Simon soon learned that Philip was able to perform miracles because the apostles of Jesus had laid their hands on him. Simon and his fellow Samaritans didn’t receive miraculous gifts simply because they had become Christians. They had to wait for Peter and John to visit from Jerusalem to impart those gifts.
As amazing as the miracles were, Simon was particularly intrigued by the ability to impart the gifts to others. As he watched the apostles praying over people and laying their hands on them, he offered Peter and John money for the ability to do the same thing.
Peter’s response was pretty stern: “You have no part or portion in this matter, for your heart is not right before God. Therefore repent of this wickedness of yours, and pray the Lord that, if possible, the intention of your heart may be forgiven you.” (Acts 8:21-22). Simon immediately felt the sting of the rebuke and was ashamed that he had so quickly disappointed the One to whom he had just submitted his life. He quickly entreated the apostles to pray to God on his behalf.
The apostles had their work to do. They were guided into all truth by the Holy Spirit and the Spirit confirmed the message with miraculous signs (John 16:13; Mark 16:20). As the revelation was being delivered, the churches were strengthened by the spiritual gifts the apostles were able to impart to many of their members. Those gifts continued as long as partial revelations were in progress, but when the faith was delivered, the revelations and accompanying miracles ceased (1 Corinthians 13:8-10). The apostles had completed the task Jesus had given them to do and, when the last apostle died, there was no one left to impart miraculous gifts.
We have our work to do. The faith was once for all delivered to the saints in the first century (Jude 1:3) and inspired men of God wrote that body of teaching by the inspiration of the Holy Spirit. Those writings have been preserved for us so that we can understand the will of God when we read them (Ephesians 3:3-4). It is our task in our day and time to earnestly contend for the faith which was once for all delivered.

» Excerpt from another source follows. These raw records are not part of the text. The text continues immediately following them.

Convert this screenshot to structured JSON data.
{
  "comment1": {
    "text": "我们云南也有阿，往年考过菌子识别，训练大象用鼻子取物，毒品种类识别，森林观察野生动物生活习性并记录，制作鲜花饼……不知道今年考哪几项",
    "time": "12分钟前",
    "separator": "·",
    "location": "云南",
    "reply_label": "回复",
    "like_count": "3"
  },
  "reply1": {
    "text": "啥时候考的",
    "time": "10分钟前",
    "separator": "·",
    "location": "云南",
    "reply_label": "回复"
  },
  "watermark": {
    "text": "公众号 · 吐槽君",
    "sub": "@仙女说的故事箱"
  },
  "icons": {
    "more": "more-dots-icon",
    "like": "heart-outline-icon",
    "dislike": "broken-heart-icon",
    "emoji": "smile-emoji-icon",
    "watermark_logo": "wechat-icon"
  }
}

The apostles did their job, now it is time for us to do ours.
Editor’s Note: Opinions expressed do not necessarily reflect the editorial opinion of the Murray Ledger & Times.